How to calculate confidence interval for predicted failure rate
Jun 9, 2020 9:33 AM(389 views)
This is a very basic statistics question, which also leads in to a "how do I do it in JMP" question.
Imagine I have a component with a predicted defect rate of 0.5%. I build 500 systems which each use N of these components. The components are chosen at random and independently of each other. I can test for the defect at system level.
To my simple mind, if N=2 the probability of a system being good is 0.995^2 = 99.0025%, which means I should expect five systems out of 500 to fail test. If N=3, then this would change to 0.995^3*500 = 8 systems out of 500. This is just the binomial distribution.
Is this reasoning correct? If so, can I use JMP to calculate a confidence interval around this number, and is this even a meaningful question? What additional information do I need (e.g an estimate of the variation of the defect rate) for this?
Any suggestions or pointers to useful sections of the documentation would be much appreciated!
JMP documentation is primarily about JMP, not statistics. There are many good sources about statistics. Please see this article. Yes, the basis for such a problem with the stated assumptions is the binomial distribution model. The model has two parameters, the probability of success and the number of trials. The confidence interval is the estimate of the probability parameter. If you know the parameter, then there is no interval. If you estimate the parameter, then there is a parameter.

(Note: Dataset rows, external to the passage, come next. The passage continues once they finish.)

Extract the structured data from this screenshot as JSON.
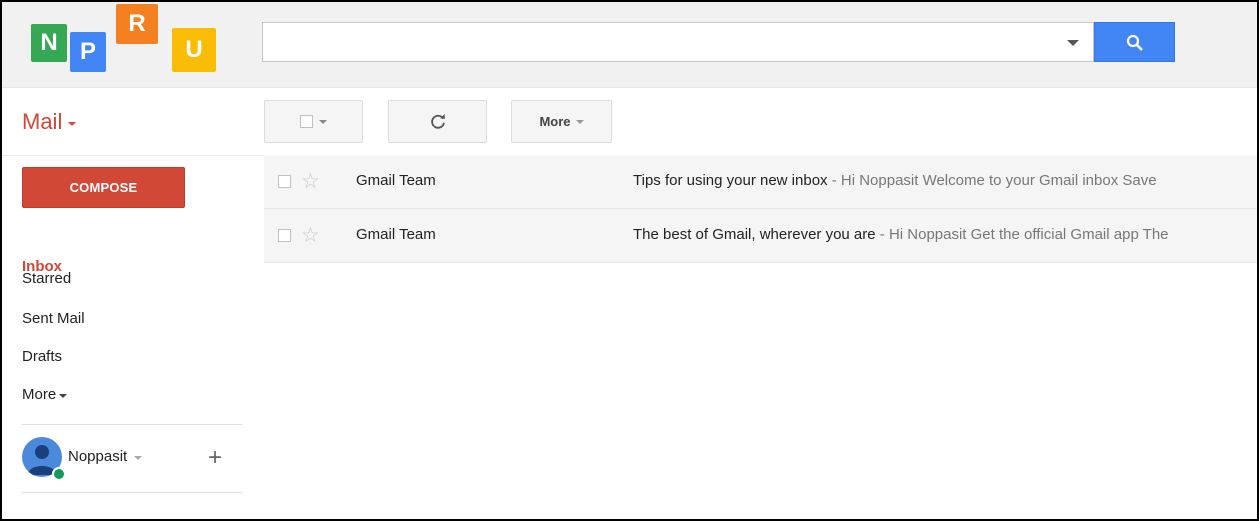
{
  "brand": {
    "logo_letters": [
      {
        "letter": "N",
        "color": "#34a853"
      },
      {
        "letter": "P",
        "color": "#4285f4"
      },
      {
        "letter": "R",
        "color": "#f4801f"
      },
      {
        "letter": "U",
        "color": "#fbbc05"
      }
    ]
  },
  "search": {
    "value": "",
    "placeholder": ""
  },
  "app_switcher": {
    "label": "Mail"
  },
  "toolbar": {
    "more_label": "More"
  },
  "sidebar": {
    "compose_label": "COMPOSE",
    "items": [
      {
        "label": "Inbox",
        "active": true
      },
      {
        "label": "Starred"
      },
      {
        "label": "Sent Mail"
      },
      {
        "label": "Drafts"
      },
      {
        "label": "More"
      }
    ],
    "account": {
      "name": "Noppasit",
      "status": "online"
    }
  },
  "emails": [
    {
      "sender": "Gmail Team",
      "subject": "Tips for using your new inbox",
      "snippet": " - Hi Noppasit Welcome to your Gmail inbox Save",
      "starred": false
    },
    {
      "sender": "Gmail Team",
      "subject": "The best of Gmail, wherever you are",
      "snippet": " - Hi Noppasit Get the official Gmail app The",
      "starred": false
    }
  ],
  "colors": {
    "accent_red": "#d14836",
    "search_blue": "#4285f4",
    "online_green": "#0f9d58"
  }
}
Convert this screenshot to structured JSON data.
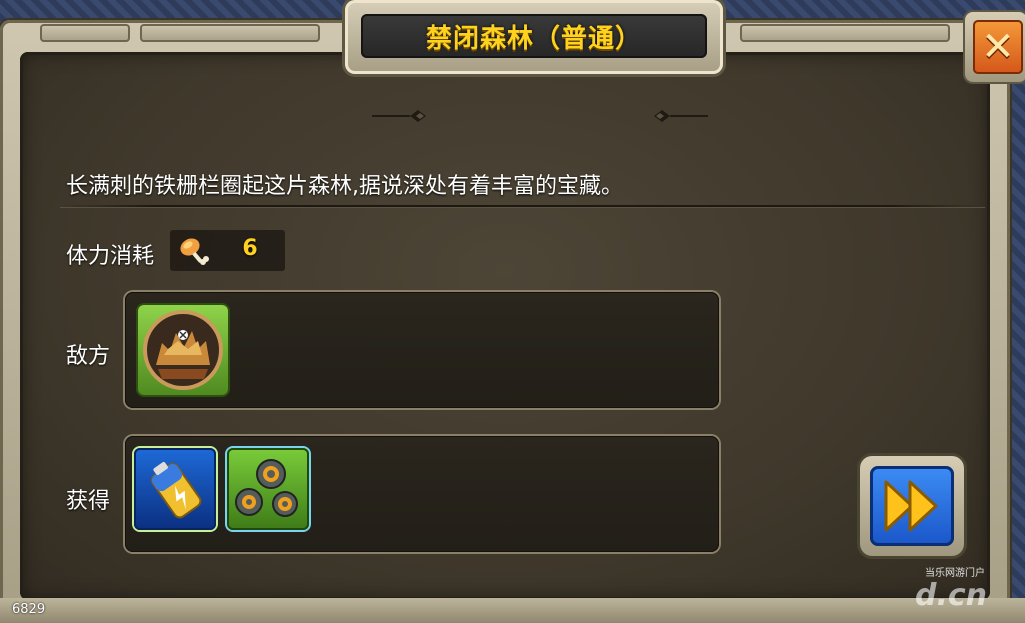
{
  "title": "禁闭森林（普通）",
  "description": "长满刺的铁栅栏圈起这片森林,据说深处有着丰富的宝藏。",
  "stamina": {
    "label": "体力消耗",
    "icon": "drumstick-icon",
    "value": "6"
  },
  "enemy": {
    "label": "敌方",
    "units": [
      {
        "icon": "forest-beast-portrait-icon"
      }
    ]
  },
  "rewards": {
    "label": "获得",
    "items": [
      {
        "icon": "energy-battery-icon"
      },
      {
        "icon": "gears-icon"
      }
    ]
  },
  "buttons": {
    "close_icon": "close-icon",
    "next_icon": "fast-forward-icon"
  },
  "footer": {
    "level": "6829"
  },
  "watermark": {
    "small": "当乐网游门户",
    "big": "d.cn"
  },
  "colors": {
    "title": "#ffd21f",
    "accent_orange": "#e8772a",
    "accent_blue": "#2a6fe0",
    "frame": "#b8af96",
    "panel": "#3f382b"
  }
}
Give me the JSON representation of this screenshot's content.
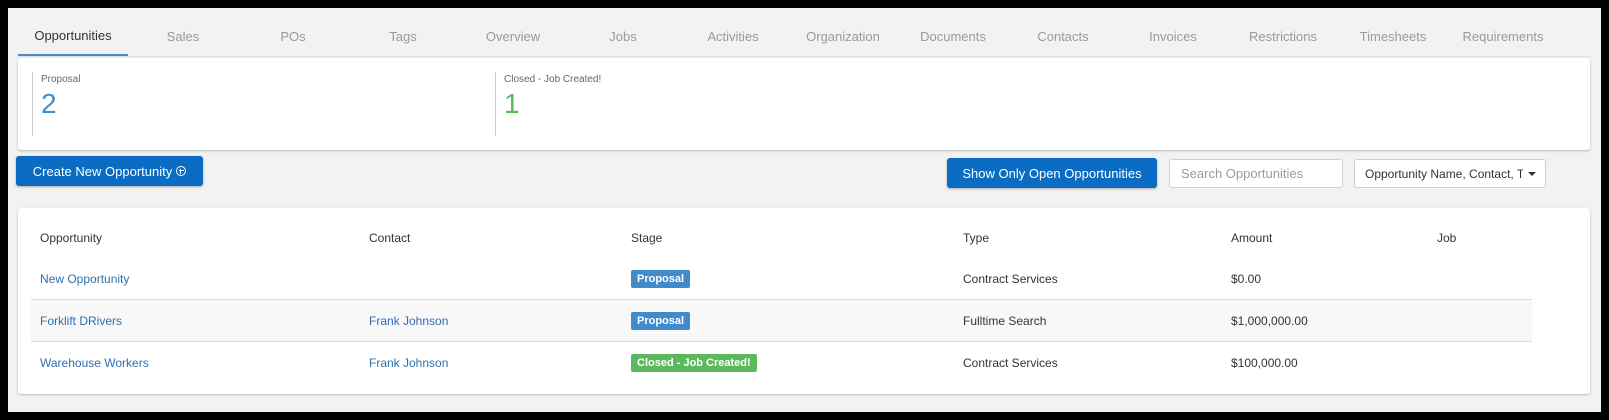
{
  "tabs": [
    {
      "label": "Opportunities",
      "active": true
    },
    {
      "label": "Sales"
    },
    {
      "label": "POs"
    },
    {
      "label": "Tags"
    },
    {
      "label": "Overview"
    },
    {
      "label": "Jobs"
    },
    {
      "label": "Activities"
    },
    {
      "label": "Organization"
    },
    {
      "label": "Documents"
    },
    {
      "label": "Contacts"
    },
    {
      "label": "Invoices"
    },
    {
      "label": "Restrictions"
    },
    {
      "label": "Timesheets"
    },
    {
      "label": "Requirements"
    }
  ],
  "summary": {
    "proposal": {
      "label": "Proposal",
      "count": "2",
      "color": "#4a8bc9"
    },
    "closed": {
      "label": "Closed - Job Created!",
      "count": "1",
      "color": "#5cb85c"
    }
  },
  "toolbar": {
    "create_label": "Create New Opportunity",
    "create_icon": "circle-plus-icon",
    "show_open_label": "Show Only Open Opportunities",
    "search_placeholder": "Search Opportunities",
    "filter_selected": "Opportunity Name, Contact, Type",
    "accent_color": "#0b6cc3"
  },
  "table": {
    "headers": [
      "Opportunity",
      "Contact",
      "Stage",
      "Type",
      "Amount",
      "Job"
    ],
    "rows": [
      {
        "opportunity": "New Opportunity",
        "contact": "",
        "stage": "Proposal",
        "stage_color": "#428bca",
        "type": "Contract Services",
        "amount": "$0.00",
        "job": ""
      },
      {
        "opportunity": "Forklift DRivers",
        "contact": "Frank Johnson",
        "stage": "Proposal",
        "stage_color": "#428bca",
        "type": "Fulltime Search",
        "amount": "$1,000,000.00",
        "job": ""
      },
      {
        "opportunity": "Warehouse Workers",
        "contact": "Frank Johnson",
        "stage": "Closed - Job Created!",
        "stage_color": "#5cb85c",
        "type": "Contract Services",
        "amount": "$100,000.00",
        "job": ""
      }
    ]
  }
}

You could use the interval instead of the point estimate to calculate the range of the number of successes for a given number of trials.